(SOURCE DATA begins)

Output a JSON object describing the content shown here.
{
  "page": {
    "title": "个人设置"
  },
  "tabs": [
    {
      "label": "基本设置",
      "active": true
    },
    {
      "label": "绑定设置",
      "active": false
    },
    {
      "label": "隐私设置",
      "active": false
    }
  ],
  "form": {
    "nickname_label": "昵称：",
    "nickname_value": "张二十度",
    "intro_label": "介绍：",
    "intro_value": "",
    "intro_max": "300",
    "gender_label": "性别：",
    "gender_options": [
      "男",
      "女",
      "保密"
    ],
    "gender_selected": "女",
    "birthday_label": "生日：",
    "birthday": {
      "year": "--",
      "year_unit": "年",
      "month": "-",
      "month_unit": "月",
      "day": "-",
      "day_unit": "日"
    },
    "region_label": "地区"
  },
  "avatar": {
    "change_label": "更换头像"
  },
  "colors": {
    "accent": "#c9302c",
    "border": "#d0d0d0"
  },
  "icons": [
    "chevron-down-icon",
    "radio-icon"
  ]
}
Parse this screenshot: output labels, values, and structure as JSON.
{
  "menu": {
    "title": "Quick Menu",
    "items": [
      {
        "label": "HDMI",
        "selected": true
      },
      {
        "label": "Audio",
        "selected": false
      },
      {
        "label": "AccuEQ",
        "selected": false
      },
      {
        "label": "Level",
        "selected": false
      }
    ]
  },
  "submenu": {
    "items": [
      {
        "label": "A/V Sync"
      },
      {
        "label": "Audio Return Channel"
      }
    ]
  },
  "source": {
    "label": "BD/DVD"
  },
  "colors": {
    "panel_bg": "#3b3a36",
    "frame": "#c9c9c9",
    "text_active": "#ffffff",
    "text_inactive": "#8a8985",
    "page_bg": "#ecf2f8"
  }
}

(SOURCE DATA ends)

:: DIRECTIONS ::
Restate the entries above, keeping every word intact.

:: SOLUTION BELOW ::
Output a JSON object describing the content shown here.
{
  "page": {
    "title": "个人设置"
  },
  "tabs": [
    {
      "label": "基本设置",
      "active": true
    },
    {
      "label": "绑定设置",
      "active": false
    },
    {
      "label": "隐私设置",
      "active": false
    }
  ],
  "form": {
    "nickname_label": "昵称：",
    "nickname_value": "张二十度",
    "intro_label": "介绍：",
    "intro_value": "",
    "intro_max": "300",
    "gender_label": "性别：",
    "gender_options": [
      "男",
      "女",
      "保密"
    ],
    "gender_selected": "女",
    "birthday_label": "生日：",
    "birthday": {
      "year": "--",
      "year_unit": "年",
      "month": "-",
      "month_unit": "月",
      "day": "-",
      "day_unit": "日"
    },
    "region_label": "地区"
  },
  "avatar": {
    "change_label": "更换头像"
  },
  "colors": {
    "accent": "#c9302c",
    "border": "#d0d0d0"
  },
  "icons": [
    "chevron-down-icon",
    "radio-icon"
  ]
}
Parse this screenshot: output labels, values, and structure as JSON.
{
  "menu": {
    "title": "Quick Menu",
    "items": [
      {
        "label": "HDMI",
        "selected": true
      },
      {
        "label": "Audio",
        "selected": false
      },
      {
        "label": "AccuEQ",
        "selected": false
      },
      {
        "label": "Level",
        "selected": false
      }
    ]
  },
  "submenu": {
    "items": [
      {
        "label": "A/V Sync"
      },
      {
        "label": "Audio Return Channel"
      }
    ]
  },
  "source": {
    "label": "BD/DVD"
  },
  "colors": {
    "panel_bg": "#3b3a36",
    "frame": "#c9c9c9",
    "text_active": "#ffffff",
    "text_inactive": "#8a8985",
    "page_bg": "#ecf2f8"
  }
}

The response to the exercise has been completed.